Just in time for Memorial Day counter-programming to Tom Cruise and his overcompensating weapons of war, “The Bob’s Burgers Movie” brings creator and co-director Loren Bouchard’s beloved Belcher clan to the big screen. After 12 seasons on the Fox Network, the family of five who run a burger joint in an unnamed beach town get to choose their own PG-13-rated adventure, one that’s less rude than the MPAA’s warning would indicate. Though capable of an adolescent level of raunch, “Bob’s Burgers” has always managed a more unabashed sweetness than its colleagues “The Simpsons” and “Family Guy.” This despite the series being built, to the point of bemused discomfort, upon the day-to-day tensions and personality conflicts that befall every family. Nobody knows how to push buttons better than a loved one.
The gang’s all here — well, mostly. There’s hapless patriarch Bob (H. Jon Benjamin), his boisterous, Noo Joisey-accented wife, Linda (John Roberts), and their three kids, eldest teen Tina (Dan Mintz), youngest daughter Louise (Kristen Schaal), and middle child Gene (Eugene Mirman). The Belchers’ eye-patch-wearing landlord (and owner of much of the town), Calvin Fischoeder (Kevin Kline), is also present, along with his brother, Felix (Zach Galifianakis), and their untrustworthy lawyer relative, Grover (David Wain). Teddy (Larry Murphy), Bob’s Burgers’ occasional handyman and best customer, puts his skills and support to use by building a mobile cart to peddle Bob’s wares. As for Bob’s business nemesis, Jimmy Pesto, owner of “Jimmy Pesto’s Pizzeria” across the street, he is barely seen and never heard from (Google the actor who plays him for ideas on why that is). However, his son, Jimmy Pesto Jr. (Benjamin, again) is around to tantalize classmate Tina with the flat butt she’s been obsessed with throughout the series’ run.

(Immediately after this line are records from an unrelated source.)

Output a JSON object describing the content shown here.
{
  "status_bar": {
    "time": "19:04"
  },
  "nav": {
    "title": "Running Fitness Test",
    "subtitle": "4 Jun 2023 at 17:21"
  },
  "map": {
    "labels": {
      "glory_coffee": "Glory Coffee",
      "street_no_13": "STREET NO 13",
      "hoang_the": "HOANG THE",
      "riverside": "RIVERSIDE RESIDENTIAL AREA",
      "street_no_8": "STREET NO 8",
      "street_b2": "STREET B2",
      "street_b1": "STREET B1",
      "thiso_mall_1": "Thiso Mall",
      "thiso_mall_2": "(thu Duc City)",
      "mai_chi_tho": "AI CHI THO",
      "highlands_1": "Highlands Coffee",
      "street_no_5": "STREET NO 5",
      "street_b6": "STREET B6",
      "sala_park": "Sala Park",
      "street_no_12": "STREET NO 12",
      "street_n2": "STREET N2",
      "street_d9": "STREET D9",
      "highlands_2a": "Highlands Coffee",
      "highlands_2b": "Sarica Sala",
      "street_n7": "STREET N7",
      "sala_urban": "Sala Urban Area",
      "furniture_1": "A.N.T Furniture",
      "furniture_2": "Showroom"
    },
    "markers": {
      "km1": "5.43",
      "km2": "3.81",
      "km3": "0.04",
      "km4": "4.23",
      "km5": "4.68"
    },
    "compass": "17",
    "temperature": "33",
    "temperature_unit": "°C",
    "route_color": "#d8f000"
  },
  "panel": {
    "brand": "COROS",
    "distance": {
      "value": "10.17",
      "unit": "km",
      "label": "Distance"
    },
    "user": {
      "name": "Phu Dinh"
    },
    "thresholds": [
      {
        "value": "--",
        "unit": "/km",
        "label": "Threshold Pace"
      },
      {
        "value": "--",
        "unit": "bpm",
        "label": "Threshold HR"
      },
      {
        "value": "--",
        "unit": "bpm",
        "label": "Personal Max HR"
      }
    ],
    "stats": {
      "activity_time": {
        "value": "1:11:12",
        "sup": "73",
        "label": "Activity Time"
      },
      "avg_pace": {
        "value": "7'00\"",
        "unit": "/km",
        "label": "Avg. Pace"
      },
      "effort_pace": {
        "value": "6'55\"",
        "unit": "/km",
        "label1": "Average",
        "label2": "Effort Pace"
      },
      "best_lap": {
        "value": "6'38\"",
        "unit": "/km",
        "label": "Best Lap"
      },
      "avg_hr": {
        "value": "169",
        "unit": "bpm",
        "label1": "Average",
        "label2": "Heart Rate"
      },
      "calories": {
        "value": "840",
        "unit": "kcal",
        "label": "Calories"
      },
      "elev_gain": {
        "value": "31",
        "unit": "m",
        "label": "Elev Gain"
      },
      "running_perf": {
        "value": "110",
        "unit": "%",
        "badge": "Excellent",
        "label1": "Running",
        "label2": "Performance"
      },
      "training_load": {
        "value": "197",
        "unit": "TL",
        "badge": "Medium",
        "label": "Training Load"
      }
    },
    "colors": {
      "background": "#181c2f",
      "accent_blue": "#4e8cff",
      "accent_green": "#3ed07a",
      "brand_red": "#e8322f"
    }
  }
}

The animation looks surprisingly impressive on the big screen, while still maintaining the show’s garish, eye-searing color scheme and penchant for denoting body hair as an unruly Morse Code of dashes and dots. The red frames of Linda’s fabulous glasses pop, as does the ubiquitous pink bunny-eared cap that Louise wears. That bunny cap sets one of the movie’s subplots in motion: The normally confident Louise is called a baby by her classmates, tipping her into a tailspin of doubt. True to character, she decides to prove them wrong.
Lucky for her, a massive sinkhole has just opened up in front of Bob’s Burgers, making entry nearly impossible and sending her parents into paroxysms of worry about their livelihood. While her folks hatch a mobile restaurant plan (complete with a questionable burger mascot in a bikini) to save their business, Louise discovers a dead body in the sinkhole. The evidence implicates Calvin in the murder, but Louise suspects otherwise. She and her siblings set off to find the truth. Bedlam ensues, some of which should come with a mild warning for those who are claustrophobic.
There are Easter eggs for faithful fans, but anyone can walk into “The Bob’s Burgers Movie” without any prior knowledge of the show. Bouchard, his co-director, Bernard Derriman, and his co-writer, Nora Smith, do a good job opening up the Belchers’ universe to welcome in newcomers. Everyone has their own parallel storyline: Tina’s fantasy life gives insight into her compulsions, Gene’s musical convictions are well-established, and Louise’s quest is self-explanatory. As an assist, the characters turn exposition into a few production numbers with excellent songs. The choreography skews closer to a high school musical than to Bob Fosse, but that’s a major part of the charm.
The true measure of greatness for a film adapted from a TV series is whether viewers are getting something in the theater that they could not get at home. At 102 minutes, “The Bob’s Burgers Movie” feels more like five continuous episodes stitched together than something new that’s been abstracted from its origins. The one place it dares to outshine the show is in its emotional moments, where it allows the heart that has always been beating under its surface to grow three sizes bigger. That buys a lot of goodwill and, along with the film being consistently funny, makes it worth the investment of a ticket. For all their bickering, teasing, and conflicts, the Belchers have each other — and this movie is not ashamed to hammer that message home.
THE BOB’S BURGERS MOVIE
Directed by Loren Bouchard and Bernard Derriman. Written by Bouchard and Nora Smith. Starring H. Jon Benjamin, John Roberts, Dan Mintz, Kristen Schaal, Eugene Mirman, Larry Murphy, Zach Galifianakis, David Wain, and Kevin Kline. At Boston theaters, suburbs. 102 minutes. PG-13 (mild violence; nothing too saucy otherwise, though one character likes big butts and she cannot lie).